Remember, in COLLADA you can only animate nodes, not the skin controller directly. When you instance a skin controller, you must also specify a <skeleton> element to make the connection between a skin controller instance and the animable nodes hierarchy.

Sharing is mutual between skin controller and skeleton: the same skin controller can be paired with multiple skeletons using <instance_controller>; conversely, the same skeleton can be paired with multiple skin controllers, too (at least in theory).

A joint in a <skin> controller only defines its geometric information: the name of the joint, the vertices attached to this joint, and the inverse bind pose matrix. A node in visual scene is associated with this joint in a <skin> controller by sid-matching, and the node hierarchy of the skeleton itself defines a hierarchical transformation pipeline that can be animated.

Back to your question. Yes, a joint in a node hierarchy can have different inverse bind matrices on different skin controllers if the skeleton that contains the node is paired with multiple skin controllers. But as far as one skin controller is concerned, you always have one set of joints, each joint is associated with only one INV_BIND_MATRIX.

Hope that makes sense. I would also recommend reading the <skeleton> section in (p. 5-131).
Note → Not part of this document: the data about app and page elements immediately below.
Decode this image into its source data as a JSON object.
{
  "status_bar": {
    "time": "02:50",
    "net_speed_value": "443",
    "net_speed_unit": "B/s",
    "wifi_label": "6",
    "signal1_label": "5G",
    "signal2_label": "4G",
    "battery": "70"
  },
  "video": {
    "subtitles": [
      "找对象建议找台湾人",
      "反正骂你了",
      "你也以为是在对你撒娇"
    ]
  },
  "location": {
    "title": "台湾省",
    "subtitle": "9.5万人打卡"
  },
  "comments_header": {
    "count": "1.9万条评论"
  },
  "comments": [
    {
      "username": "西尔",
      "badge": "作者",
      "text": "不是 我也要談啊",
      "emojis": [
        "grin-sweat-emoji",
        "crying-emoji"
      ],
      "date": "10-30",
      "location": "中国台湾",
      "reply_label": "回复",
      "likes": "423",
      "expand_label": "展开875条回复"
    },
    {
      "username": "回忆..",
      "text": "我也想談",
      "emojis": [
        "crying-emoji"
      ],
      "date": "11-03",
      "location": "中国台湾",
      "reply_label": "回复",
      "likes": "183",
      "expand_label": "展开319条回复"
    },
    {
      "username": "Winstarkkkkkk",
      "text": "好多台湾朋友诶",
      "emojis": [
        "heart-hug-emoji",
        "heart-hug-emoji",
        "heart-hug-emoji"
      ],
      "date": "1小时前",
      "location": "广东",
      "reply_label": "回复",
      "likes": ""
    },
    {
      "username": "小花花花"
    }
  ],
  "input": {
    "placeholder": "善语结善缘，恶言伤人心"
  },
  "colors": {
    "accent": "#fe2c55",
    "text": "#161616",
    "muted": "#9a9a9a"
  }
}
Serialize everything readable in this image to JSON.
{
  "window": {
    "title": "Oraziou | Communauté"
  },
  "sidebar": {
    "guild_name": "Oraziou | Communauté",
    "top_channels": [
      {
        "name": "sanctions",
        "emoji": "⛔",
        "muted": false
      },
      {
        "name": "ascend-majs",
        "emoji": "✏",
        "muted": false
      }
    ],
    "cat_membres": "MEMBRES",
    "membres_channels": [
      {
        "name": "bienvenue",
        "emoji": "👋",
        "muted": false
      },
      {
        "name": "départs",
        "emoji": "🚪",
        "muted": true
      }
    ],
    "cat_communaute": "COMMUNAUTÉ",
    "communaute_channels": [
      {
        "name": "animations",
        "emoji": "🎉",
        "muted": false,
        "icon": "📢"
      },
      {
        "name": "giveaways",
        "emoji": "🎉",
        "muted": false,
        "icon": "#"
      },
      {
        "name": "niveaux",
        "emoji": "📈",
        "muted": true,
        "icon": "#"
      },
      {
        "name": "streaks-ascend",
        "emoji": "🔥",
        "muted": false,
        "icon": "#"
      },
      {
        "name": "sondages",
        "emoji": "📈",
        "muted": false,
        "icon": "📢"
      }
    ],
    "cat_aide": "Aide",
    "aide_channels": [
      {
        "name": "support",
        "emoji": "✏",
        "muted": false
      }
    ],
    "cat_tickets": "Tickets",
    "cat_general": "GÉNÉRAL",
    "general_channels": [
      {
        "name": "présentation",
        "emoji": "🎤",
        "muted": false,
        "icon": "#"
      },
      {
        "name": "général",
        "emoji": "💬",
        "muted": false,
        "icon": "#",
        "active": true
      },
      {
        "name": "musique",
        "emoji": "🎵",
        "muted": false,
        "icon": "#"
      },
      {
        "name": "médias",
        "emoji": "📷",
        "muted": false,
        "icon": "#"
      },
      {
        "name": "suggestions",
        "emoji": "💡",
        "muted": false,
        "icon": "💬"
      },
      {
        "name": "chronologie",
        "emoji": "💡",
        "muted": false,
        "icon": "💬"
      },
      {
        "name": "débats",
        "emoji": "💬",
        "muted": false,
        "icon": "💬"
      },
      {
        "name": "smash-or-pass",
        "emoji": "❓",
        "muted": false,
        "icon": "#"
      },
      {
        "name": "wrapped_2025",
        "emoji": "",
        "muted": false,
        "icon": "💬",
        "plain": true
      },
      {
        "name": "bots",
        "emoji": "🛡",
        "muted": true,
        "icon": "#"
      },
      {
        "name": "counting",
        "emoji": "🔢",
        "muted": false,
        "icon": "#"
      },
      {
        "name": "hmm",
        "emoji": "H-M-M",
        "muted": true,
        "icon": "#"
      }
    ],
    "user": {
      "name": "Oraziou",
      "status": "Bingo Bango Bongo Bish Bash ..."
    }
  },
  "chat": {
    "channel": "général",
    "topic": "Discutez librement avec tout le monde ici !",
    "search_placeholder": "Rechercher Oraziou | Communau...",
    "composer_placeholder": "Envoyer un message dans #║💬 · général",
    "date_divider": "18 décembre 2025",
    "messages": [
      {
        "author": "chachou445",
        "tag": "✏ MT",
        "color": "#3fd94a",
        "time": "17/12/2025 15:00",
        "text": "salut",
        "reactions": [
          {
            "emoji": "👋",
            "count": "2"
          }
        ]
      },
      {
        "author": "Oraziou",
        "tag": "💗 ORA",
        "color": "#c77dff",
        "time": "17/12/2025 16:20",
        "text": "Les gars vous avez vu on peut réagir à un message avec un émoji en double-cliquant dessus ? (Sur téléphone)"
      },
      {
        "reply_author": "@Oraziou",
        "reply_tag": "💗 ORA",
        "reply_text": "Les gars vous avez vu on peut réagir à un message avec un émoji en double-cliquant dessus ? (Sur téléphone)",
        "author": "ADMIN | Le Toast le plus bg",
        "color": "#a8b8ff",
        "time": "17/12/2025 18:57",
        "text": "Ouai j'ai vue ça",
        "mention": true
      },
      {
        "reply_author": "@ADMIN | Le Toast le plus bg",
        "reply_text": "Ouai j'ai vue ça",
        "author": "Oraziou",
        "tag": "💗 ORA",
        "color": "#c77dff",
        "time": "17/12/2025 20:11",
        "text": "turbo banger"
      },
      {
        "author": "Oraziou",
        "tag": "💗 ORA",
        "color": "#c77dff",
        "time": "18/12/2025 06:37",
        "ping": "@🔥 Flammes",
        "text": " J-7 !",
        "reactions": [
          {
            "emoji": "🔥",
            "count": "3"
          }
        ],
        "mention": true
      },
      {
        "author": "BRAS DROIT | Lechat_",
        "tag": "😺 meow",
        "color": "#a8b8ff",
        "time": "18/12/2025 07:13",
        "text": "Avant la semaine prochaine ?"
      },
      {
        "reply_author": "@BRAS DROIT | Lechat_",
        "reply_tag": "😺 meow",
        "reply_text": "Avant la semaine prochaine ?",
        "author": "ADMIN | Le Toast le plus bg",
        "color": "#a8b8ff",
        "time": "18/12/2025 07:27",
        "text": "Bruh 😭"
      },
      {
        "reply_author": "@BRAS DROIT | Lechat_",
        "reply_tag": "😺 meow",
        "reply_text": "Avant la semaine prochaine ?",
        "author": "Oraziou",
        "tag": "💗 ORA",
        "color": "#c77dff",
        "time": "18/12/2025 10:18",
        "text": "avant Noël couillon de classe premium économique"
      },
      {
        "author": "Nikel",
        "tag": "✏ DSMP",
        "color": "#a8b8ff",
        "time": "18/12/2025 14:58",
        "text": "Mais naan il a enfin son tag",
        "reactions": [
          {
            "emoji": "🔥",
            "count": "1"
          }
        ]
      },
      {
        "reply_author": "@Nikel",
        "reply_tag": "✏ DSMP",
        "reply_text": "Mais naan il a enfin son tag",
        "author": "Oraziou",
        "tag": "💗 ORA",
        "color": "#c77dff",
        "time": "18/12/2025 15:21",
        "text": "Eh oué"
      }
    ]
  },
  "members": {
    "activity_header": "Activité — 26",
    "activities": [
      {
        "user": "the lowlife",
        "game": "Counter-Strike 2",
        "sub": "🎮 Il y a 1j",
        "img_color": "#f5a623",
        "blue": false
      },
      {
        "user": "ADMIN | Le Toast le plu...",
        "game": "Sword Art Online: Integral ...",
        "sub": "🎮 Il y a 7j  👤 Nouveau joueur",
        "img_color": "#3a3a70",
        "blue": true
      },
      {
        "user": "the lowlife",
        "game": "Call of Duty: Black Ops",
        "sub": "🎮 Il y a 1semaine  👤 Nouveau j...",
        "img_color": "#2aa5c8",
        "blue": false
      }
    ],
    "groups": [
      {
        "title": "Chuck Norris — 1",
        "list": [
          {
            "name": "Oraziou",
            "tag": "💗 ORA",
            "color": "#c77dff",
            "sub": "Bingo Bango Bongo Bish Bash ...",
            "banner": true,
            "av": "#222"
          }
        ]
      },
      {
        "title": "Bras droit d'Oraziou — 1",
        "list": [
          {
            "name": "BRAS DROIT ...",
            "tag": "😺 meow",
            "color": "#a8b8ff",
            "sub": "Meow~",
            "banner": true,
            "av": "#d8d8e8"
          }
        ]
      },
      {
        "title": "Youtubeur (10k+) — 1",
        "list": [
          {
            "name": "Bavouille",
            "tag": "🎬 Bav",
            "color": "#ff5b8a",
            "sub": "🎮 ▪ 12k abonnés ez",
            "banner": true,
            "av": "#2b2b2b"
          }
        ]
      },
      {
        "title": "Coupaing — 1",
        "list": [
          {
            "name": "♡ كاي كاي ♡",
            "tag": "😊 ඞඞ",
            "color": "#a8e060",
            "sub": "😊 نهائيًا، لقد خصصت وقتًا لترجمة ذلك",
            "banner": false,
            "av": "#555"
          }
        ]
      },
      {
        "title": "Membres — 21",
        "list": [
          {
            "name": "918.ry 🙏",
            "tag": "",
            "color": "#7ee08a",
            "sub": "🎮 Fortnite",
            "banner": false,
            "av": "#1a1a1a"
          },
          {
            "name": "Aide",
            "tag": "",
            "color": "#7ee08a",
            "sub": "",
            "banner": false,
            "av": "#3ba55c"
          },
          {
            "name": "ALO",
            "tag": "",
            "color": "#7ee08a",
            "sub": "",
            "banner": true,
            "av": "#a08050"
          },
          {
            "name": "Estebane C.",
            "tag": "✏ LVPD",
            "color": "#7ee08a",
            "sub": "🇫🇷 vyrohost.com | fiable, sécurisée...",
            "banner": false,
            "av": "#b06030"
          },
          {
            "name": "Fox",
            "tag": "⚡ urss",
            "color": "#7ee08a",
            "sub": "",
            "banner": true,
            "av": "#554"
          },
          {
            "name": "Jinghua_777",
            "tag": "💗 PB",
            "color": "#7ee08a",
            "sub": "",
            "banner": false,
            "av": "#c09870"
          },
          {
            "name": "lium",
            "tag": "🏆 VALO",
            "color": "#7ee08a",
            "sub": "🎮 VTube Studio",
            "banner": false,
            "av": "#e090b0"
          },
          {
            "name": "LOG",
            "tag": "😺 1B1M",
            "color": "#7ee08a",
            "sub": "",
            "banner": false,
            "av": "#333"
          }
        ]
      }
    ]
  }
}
A quick comment from a co-worker to complete this answer:
“I would clarify more by saying that the IBM (inverse bind matrix) depends of the skin AND the joint.
So it is not just because this is a fixed joint that you’ll get the same IBM. It depends on the skin.”